It is stated that it is suggested that in MS and other autoimmune diseases, the autoreactive T cells overcome the resistance provided by the regulatory T cells (Tregs) due to a decrease in the number of Foxp3-expressing Tregs (Really? Where’s the proof?). Therefore boosting them will stop MS from developing. This is an approach being taken by many immunologists. Whilst this makes some sense as a mechanisms to limit potential autoreactivity, showing their activity on established CNS autoimmunity is relatively lacking, so as a therapeutic approach one would like to see more.
In this study they they showed that normal saline (salt water at the salt concentration of the blood) did not do anything at 300 microlitre. This volume is above the UK recommended amount of volume for animal injections, which is 5ml/kg which means about 100 microlitre. We showed that with a bit more saline…..it too also stops EAE. We assumed that it was stressing the mouses system and producing a stress response such as the production of steroids that are known to immunomodulatory.
In this report they make a super saline under oxygen pressure which gives it a charge stabilized nano-structure and it takes on the ability to induce T reg cells and it can suppress EAE when administered at doses below 5ml/kg (see above). Is this the next new “cheap as chips” solution for MS, well it would have been good to see what happens when the wonder saline in given my mouth. Let us hope so. However, this is a product of a company, so it won’t be cheap as chips.
There were no conflicts of interest statement…..no standard deviations for that matter….so much for refereeing guidelines. But this work features heavily on a companies website. RNS60 can apparently treat models of Altzheimers and Parkinsons disease also, where not much T reg activity is known to be involved, but it is a neuropotective that works on voltage-gated ion channels and other voltage sensing proteins.
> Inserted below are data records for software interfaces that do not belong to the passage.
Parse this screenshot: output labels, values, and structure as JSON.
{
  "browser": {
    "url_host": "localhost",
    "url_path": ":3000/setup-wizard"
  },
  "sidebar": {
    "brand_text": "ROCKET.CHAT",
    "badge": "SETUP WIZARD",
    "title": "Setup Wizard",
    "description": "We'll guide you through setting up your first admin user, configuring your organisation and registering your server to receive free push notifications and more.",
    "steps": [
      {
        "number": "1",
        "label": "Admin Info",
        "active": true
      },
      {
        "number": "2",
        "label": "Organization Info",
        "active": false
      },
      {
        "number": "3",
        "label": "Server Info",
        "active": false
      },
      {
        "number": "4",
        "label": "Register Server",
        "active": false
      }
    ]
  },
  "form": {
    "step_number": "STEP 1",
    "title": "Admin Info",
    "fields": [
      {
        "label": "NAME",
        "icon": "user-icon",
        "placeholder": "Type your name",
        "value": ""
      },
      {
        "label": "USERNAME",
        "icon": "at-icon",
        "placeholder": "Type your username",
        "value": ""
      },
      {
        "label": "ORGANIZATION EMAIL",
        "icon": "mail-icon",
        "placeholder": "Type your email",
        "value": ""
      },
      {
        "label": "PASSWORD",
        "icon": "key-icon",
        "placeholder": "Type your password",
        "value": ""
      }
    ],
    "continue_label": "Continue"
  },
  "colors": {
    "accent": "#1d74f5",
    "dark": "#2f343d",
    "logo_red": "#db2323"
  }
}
They are talking clinical trials, why not see if it stops established relapsing disease and find if it works by mouth before trials..maybe this is done already.